It has now become possible to identify the specific school or tradition of Buddhism in Tibet that represents the doctrinal position of the Wisdom Tradition known today as Theosophy. Itis the “Great Madhyamaka” or “Great Middle Way” (in Tibetan, dbu ma chen po) school or tradition. This tradition, preserved for the last millennium in Tibet, has only become known to us in recent years.
Theosophy is said to represent a secret Wisdom Tradition that was once universal. But knowledge of its very existence long ago disappeared from public consciousness. It became hidden, or more colloquially, went “underground.” In recent centuries,it is supposed to have been preserved by a secret brotherhood located in Tibet. From two members of this brotherhood, H. P.Blavatsky learned of the existence of this Wisdom Tradition. Under their instruction, she made its existence known to the world and brought out some of its teachings. She called these teachings Theosophy. They were greeted with much skepticism when they came out in the late 1800s, as would be expected of any allegedly secret teachings. Theosophy never claimed to Tibetan Buddhism; but many, among its critics and supporters alike, thought that its teachings should be found therein.
The teachings found in Tibet are those of Mahåyåna or Northern Buddhism. They are usually thought of in terms of wisdom and compassion.
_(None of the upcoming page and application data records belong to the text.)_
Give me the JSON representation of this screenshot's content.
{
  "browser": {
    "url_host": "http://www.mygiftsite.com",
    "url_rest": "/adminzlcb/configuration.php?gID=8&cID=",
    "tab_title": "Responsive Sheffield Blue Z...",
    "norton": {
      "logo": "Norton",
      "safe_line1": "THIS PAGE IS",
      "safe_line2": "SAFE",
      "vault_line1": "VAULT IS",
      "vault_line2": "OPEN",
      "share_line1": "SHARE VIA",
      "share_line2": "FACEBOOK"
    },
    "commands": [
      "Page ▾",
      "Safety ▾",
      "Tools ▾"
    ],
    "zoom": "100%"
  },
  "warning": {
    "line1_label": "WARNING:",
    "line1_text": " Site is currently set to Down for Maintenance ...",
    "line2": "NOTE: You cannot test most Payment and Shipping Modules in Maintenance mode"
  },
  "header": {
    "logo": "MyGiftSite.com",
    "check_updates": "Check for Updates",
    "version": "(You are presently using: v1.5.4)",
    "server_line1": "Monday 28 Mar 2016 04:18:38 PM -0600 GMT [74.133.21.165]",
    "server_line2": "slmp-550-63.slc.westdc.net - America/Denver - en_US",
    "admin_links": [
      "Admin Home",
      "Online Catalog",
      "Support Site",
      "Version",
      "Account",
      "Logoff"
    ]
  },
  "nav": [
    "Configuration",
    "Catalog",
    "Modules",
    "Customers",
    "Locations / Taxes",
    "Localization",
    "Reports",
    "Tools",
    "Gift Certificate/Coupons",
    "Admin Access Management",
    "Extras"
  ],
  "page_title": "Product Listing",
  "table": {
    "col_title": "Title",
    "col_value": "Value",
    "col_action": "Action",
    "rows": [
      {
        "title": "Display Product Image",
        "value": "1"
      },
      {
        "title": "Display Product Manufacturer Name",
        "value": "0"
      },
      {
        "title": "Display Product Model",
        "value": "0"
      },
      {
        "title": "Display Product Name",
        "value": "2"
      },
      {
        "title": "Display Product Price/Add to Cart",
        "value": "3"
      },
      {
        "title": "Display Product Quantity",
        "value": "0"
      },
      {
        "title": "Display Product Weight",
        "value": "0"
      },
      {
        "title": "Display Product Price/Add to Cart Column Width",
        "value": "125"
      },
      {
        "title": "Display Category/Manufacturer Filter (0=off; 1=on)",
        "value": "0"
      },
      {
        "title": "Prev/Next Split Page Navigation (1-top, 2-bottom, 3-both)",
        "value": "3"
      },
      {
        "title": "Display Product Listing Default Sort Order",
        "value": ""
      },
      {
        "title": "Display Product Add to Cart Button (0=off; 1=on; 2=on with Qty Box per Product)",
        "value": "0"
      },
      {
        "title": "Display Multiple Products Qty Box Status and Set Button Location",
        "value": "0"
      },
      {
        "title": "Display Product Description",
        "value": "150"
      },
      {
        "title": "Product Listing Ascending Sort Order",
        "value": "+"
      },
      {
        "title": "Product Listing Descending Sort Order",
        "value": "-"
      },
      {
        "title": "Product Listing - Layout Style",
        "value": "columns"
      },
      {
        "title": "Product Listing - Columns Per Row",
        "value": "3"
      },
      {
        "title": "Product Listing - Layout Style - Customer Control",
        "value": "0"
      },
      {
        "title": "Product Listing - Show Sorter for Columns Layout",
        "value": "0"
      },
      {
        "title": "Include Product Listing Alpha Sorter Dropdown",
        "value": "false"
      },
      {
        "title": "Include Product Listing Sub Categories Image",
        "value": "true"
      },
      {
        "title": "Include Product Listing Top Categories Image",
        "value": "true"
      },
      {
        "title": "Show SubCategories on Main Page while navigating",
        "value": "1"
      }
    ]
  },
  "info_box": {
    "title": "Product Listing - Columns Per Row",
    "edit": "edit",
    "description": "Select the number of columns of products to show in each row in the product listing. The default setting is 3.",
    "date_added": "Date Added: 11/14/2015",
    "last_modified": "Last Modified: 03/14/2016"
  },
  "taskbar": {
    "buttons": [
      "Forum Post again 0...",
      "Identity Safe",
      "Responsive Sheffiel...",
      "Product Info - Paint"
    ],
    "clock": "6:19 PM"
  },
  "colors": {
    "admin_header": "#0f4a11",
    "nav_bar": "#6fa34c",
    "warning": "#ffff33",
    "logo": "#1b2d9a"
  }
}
Wisdom is the teaching of emptiness(≈ünyatå), coming in the lineage of the bodhisattva Manjusrî through the teacher Någårjuna in the school or tradition called Madhyamaka, the “Middle Way.” The teaching of compassion (karuñå), comes in the lineage of the bodhisattva Maitreya through the teacher Asanga in the school or tradition called Yogåcåra, “Practice of Yoga,” where yoga means meditation.
The foregoing article was written by David Reigle, and presentedas part of the program, “Theosophy’s Tibetan Connection,” at theAnnual Meeting of the Texas Federation of the Theosophical Societyin America, San Antonio, April 18-20, 2008.